Directly through burning fuels and losses from coolants and fire extinguishers4 EN 16 / Scope 1
17'330 16'630 480 370 340
Indirectly from energy production4 EN 16 / Scope 2 133'270
115'020 110'320 2'850 2'480 2'270
Indirectly through sources such as business travel, paper, waste and water4 EN 17 / Scope 3 118'640 113'660 113'320 2'530 2'450 2'340
Share of offset emissions   100% 100% 100%      

Energy consumption is presented in MWh and not in MJ. One megawatt hour (MWh) equals 3,6 mega joule (MJ), rounded figures

1 Verein für Umweltmanagement und Nachhaltigkeit in Finanzinstituten e.V.
2 Global Reporting Initiative; www.globalreporting.org
3 Greenhouse Gas Protocol; www.ghgprotocol.org

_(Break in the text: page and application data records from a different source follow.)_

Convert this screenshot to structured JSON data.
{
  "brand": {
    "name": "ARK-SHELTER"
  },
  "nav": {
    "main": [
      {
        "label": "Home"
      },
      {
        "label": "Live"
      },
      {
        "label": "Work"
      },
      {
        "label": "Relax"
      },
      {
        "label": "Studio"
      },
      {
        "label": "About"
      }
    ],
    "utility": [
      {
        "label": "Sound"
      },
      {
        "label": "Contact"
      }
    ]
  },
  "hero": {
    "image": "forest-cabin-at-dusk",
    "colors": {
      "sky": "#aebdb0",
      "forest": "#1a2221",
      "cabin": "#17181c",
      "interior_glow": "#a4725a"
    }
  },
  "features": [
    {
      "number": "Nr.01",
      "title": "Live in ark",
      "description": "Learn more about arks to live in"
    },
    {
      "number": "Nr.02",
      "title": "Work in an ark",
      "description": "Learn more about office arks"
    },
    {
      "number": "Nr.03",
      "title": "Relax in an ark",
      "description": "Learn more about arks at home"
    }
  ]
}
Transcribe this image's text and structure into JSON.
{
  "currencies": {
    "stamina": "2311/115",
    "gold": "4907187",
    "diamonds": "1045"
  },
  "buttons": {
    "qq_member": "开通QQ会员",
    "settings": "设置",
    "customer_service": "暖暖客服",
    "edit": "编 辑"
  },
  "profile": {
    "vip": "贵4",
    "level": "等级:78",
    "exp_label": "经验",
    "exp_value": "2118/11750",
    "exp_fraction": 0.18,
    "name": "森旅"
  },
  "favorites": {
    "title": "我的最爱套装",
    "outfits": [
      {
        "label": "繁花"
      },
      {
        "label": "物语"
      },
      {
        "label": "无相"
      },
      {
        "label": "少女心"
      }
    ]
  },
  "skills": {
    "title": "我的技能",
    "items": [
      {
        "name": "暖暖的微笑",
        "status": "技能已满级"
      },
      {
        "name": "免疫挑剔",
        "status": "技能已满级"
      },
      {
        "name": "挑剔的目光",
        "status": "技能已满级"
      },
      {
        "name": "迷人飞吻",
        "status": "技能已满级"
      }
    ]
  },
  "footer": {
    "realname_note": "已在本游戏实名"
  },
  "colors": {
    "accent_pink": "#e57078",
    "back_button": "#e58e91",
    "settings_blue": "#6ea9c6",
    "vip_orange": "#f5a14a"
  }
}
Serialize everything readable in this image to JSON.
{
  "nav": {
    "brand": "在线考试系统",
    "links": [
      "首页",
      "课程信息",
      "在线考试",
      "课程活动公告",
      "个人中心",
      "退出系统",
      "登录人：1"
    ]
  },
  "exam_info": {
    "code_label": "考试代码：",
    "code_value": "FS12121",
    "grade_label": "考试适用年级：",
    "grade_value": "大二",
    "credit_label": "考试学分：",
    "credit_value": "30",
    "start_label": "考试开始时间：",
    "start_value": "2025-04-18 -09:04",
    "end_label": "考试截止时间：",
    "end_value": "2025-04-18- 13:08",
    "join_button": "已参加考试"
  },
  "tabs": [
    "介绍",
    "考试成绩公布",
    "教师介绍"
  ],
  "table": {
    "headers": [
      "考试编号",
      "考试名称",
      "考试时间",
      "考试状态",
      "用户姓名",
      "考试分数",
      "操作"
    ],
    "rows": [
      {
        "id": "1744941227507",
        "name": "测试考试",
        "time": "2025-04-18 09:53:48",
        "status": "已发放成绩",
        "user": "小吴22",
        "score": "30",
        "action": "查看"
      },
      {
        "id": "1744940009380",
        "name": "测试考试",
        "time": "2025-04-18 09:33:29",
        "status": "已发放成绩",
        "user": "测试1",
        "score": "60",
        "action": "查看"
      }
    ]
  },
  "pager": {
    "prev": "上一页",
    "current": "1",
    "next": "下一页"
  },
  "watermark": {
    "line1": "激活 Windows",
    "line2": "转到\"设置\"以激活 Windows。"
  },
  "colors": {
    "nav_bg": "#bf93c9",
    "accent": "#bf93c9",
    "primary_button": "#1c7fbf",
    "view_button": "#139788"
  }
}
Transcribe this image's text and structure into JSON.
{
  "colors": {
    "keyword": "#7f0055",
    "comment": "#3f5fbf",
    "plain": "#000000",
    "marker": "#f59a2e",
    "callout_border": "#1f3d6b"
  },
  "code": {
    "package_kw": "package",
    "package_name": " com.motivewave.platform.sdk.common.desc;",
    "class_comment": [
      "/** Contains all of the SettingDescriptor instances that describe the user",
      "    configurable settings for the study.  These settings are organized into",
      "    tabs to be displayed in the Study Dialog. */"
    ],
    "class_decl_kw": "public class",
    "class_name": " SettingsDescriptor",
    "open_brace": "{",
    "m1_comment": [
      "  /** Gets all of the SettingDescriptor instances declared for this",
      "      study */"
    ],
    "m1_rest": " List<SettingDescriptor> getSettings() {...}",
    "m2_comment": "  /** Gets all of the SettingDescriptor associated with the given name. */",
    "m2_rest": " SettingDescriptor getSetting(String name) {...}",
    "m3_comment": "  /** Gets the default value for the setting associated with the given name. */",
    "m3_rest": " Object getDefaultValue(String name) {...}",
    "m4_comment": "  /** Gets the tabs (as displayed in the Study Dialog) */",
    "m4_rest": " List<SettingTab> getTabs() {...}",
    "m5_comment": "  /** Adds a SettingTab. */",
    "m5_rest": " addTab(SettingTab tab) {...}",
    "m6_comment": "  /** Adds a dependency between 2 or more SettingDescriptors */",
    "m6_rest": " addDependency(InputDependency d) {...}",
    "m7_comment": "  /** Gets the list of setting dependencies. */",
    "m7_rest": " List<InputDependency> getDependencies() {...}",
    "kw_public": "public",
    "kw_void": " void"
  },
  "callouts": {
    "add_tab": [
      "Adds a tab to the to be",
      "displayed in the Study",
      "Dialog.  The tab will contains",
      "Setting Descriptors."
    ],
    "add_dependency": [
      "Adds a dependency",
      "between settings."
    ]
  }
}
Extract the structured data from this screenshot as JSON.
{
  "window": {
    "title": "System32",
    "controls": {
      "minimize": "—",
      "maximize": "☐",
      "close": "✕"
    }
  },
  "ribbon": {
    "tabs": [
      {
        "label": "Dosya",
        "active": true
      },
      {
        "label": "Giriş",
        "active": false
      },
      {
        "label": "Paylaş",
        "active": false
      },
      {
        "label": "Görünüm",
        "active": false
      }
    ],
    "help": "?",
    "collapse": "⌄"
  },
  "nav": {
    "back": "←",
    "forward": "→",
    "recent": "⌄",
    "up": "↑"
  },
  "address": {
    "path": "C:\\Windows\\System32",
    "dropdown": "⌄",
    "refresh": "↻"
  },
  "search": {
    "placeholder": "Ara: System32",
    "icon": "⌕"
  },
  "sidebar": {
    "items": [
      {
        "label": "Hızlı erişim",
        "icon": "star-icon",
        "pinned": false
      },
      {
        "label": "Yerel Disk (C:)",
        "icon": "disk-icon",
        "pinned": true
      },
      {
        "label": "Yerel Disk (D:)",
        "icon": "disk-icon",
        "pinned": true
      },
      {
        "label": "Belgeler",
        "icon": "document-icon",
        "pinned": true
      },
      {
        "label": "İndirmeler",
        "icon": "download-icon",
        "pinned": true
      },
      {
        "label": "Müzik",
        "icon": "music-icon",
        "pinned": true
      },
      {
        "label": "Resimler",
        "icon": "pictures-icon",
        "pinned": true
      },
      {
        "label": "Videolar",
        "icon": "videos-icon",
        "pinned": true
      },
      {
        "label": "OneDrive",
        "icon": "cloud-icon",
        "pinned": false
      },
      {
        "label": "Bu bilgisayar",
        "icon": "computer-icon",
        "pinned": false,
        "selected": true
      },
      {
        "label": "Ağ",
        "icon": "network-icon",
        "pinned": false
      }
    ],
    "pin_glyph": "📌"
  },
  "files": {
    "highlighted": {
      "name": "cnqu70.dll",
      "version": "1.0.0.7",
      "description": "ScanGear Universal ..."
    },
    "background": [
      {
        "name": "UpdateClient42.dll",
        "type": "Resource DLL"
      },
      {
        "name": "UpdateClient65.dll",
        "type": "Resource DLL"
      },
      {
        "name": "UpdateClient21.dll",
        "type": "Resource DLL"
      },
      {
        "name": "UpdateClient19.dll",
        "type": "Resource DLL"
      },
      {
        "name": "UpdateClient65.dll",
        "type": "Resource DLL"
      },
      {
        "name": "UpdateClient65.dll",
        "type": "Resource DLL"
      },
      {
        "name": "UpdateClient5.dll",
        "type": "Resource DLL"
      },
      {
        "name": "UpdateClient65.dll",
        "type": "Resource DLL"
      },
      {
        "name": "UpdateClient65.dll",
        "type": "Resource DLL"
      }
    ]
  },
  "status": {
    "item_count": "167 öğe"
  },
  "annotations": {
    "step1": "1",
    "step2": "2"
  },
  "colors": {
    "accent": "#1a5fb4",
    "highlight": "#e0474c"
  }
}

4 Greenhouse gas emissions for 2013, 2014 and 2015 are based on net emissions, taking into account the composition of energy purchased from renewable sources. For the EMEA region, surplus hydropower certificates from the Switzerland region were taken into account in the electricity model. The gross greenhouse gas emissions for the EMEA region are following the DEFRA guidelines for the UK. The Scope 2 emissions are not yet following the new Greenhouse Gas Protocol Scope 2 guidelines from January 2015. In the course of the data collection for 2015 minor adjustments were made to 2013 and 2014 basic data sets.
5 For reasons of continuity the environmental data 2015 were calculated and reported according to the VfU Indicators Standard Version 2013. The total greenhouse gas emissions sum up to 240'270 tons (Scope 1-3). A parallel calculation under the new VfU Indicators Standard 2015 results in total greenhouse gas emissions of 230'650 tons. These emissions include 107'850 tons from purchased electricity qualities (Scope 2 Market Based Mix). Had this electricity been purchased without environmental criteria, an addtional 80'450 tons of GHG emissions would have been the result. The scope 2 emissions would then have added up to 188'300 tons (Scope 2 Location Based Mix).